Sunday, 22 April 2012

Nestle Violet Crumble Block

It's been a little while since we've seen something new and exciting from the Nestle stable. While not necessarily new and exciting, this Violet Crumble block is an interesting idea, and the first foray Nestle has made into the 'combining bar and block' idea. (Cadbury went there years ago with its Dairy Milk and Crunchie block, so Nestle is a wee bit behind on the uptake here.)

Speaking of Crunchie, if you ask an Australian which bar they prefer, chances are they will side with either the Violet Crumble or the Crunchie, but rarely both. My uneducated theory behind this is because while both bars are technically honeycomb, they have vastly different textures.
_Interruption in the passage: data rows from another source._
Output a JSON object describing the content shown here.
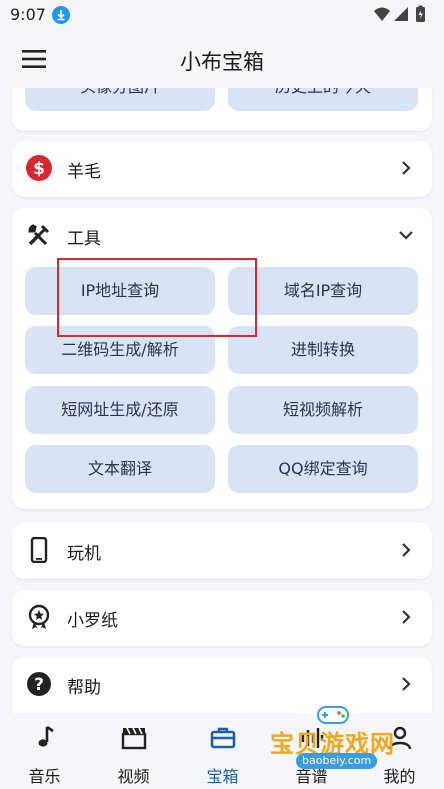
{
  "status_bar": {
    "time": "9:07"
  },
  "app_bar": {
    "title": "小布宝箱"
  },
  "sections": {
    "top_partial": {
      "left_chip": "头像分图片",
      "right_chip": "历史上的今天"
    },
    "yangmao": {
      "label": "羊毛"
    },
    "tools": {
      "label": "工具",
      "items": [
        "IP地址查询",
        "域名IP查询",
        "二维码生成/解析",
        "进制转换",
        "短网址生成/还原",
        "短视频解析",
        "文本翻译",
        "QQ绑定查询"
      ]
    },
    "wanji": {
      "label": "玩机"
    },
    "xiaoluozhi": {
      "label": "小罗纸"
    },
    "help": {
      "label": "帮助"
    }
  },
  "bottom_nav": {
    "items": [
      {
        "label": "音乐",
        "icon": "music-note-icon"
      },
      {
        "label": "视频",
        "icon": "clapperboard-icon"
      },
      {
        "label": "宝箱",
        "icon": "briefcase-icon"
      },
      {
        "label": "音谱",
        "icon": "waveform-icon"
      },
      {
        "label": "我的",
        "icon": "person-icon"
      }
    ],
    "active_index": 2
  },
  "watermark": {
    "text": "宝贝游戏网",
    "url": "baobeiy.com"
  },
  "colors": {
    "accent": "#1f5fa8",
    "chip": "#d8e3f6",
    "highlight_box": "#d9262f",
    "dollar_badge": "#d9262f"
  }
}
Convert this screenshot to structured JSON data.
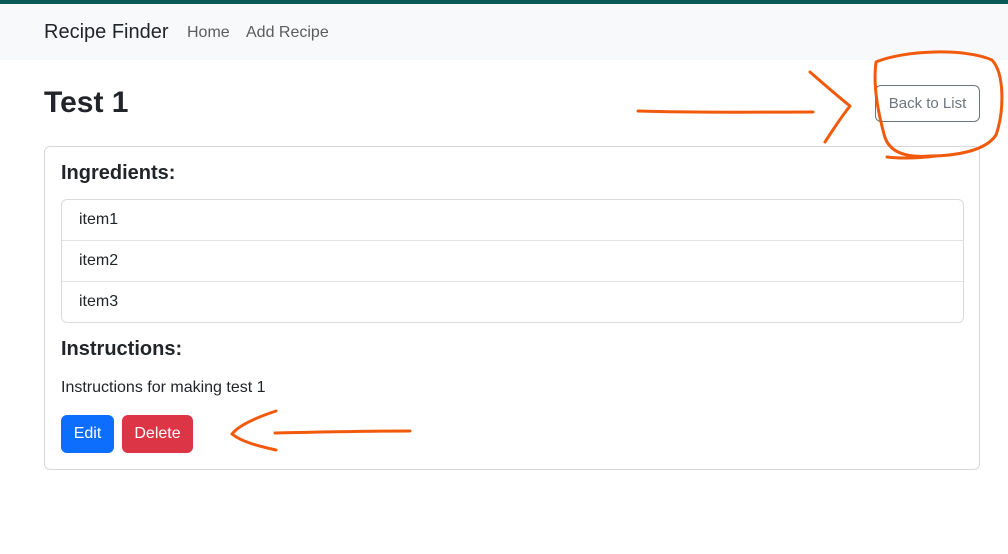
{
  "navbar": {
    "brand": "Recipe Finder",
    "links": [
      {
        "label": "Home"
      },
      {
        "label": "Add Recipe"
      }
    ]
  },
  "page": {
    "title": "Test 1",
    "back_button_label": "Back to List"
  },
  "card": {
    "ingredients_heading": "Ingredients:",
    "ingredients": [
      "item1",
      "item2",
      "item3"
    ],
    "instructions_heading": "Instructions:",
    "instructions_text": "Instructions for making test 1",
    "edit_label": "Edit",
    "delete_label": "Delete"
  },
  "colors": {
    "top_accent": "#0b5a57",
    "navbar_bg": "#f8f9fa",
    "primary": "#0d6efd",
    "danger": "#dc3545",
    "secondary": "#6c757d",
    "annotation": "#f15a0c"
  }
}
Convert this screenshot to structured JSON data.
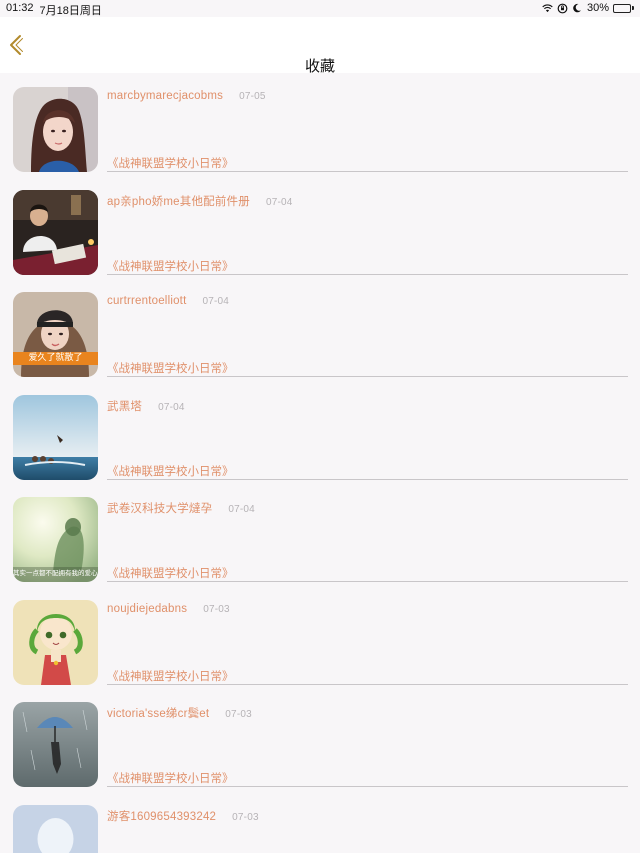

The Violet Crumble is pale in colour, somewhat mild in taste and has a chalky texture, while a Crunchie will leave you with toffee-like pieces in your teeth (if you even have any left from the tooth-decay-inducing sweetness of the chocolate and aerated, 'bubbly' honeycomb).

Described as a 'milk chocolate block with honeycomb pieces', the packaging isn't all that inspiring to look at. It's not even in the same colouration as the Violet Crumble block (which is metallic purple). Perhaps this whispers of a future packaging change, or maybe it was just to avoid a packaging clash with the omnipresent Cadbury trademark purple. I picked my block up at Coles when it was on special for $3. (I did buy one from Safeway/Woolworths, also on special, when it first came out, promptly ate it and have been waiting for it to come back on special since.) I'm not a TV watcher, Facebook participant or magazine reader so can't comment on any advertising, if there even has been any.

It's fairly weighty for a honeycomb product. (The bar is 50g and is about as long as this block.) Inside the boring packaging we have a decent-sized block, embossed with the Nestle logo, and split into the three-per-row shape, which allows for a large bite or two small nibbles. It's nicely smooth on top, somewhat glossy, with barely a hint of the honeycomb inside. On the underside is where the fun begins. The chocolate is just PACKED with honeycomb pieces, its surface rippled and bumpy like asphalt. There is definitely a lot more honeycomb in this than in the Dairy Milk Crunchie block.

The smell is a little malty and sweet (reminds me of Easter, curiously), and milky.  The ingredient list reveals that there is just 20% each of cocoa and milk solids in this - very little at all. When we break it into pieces, the honeycomb takes up just the bottom layer of the block, though this does seem to vary; in a few areas the pieces went about halfway up the square.

On first bite there's a little bit of rumbling from the honeycomb layer, and then the malty flavour from earlier reappears, softening the sweetness of the chocolate. It's not a complex flavour by any stretch of the imagination - just sweet milk chocolate with a hint of malt. I don't get any real honeycomb flavour at all, to be honest. It is a sweet bar, but not in the league of Cadbury's version, and a few pieces will be enough to satisfy most people.

1 comment:

  1. mate its the way it shatters that matters.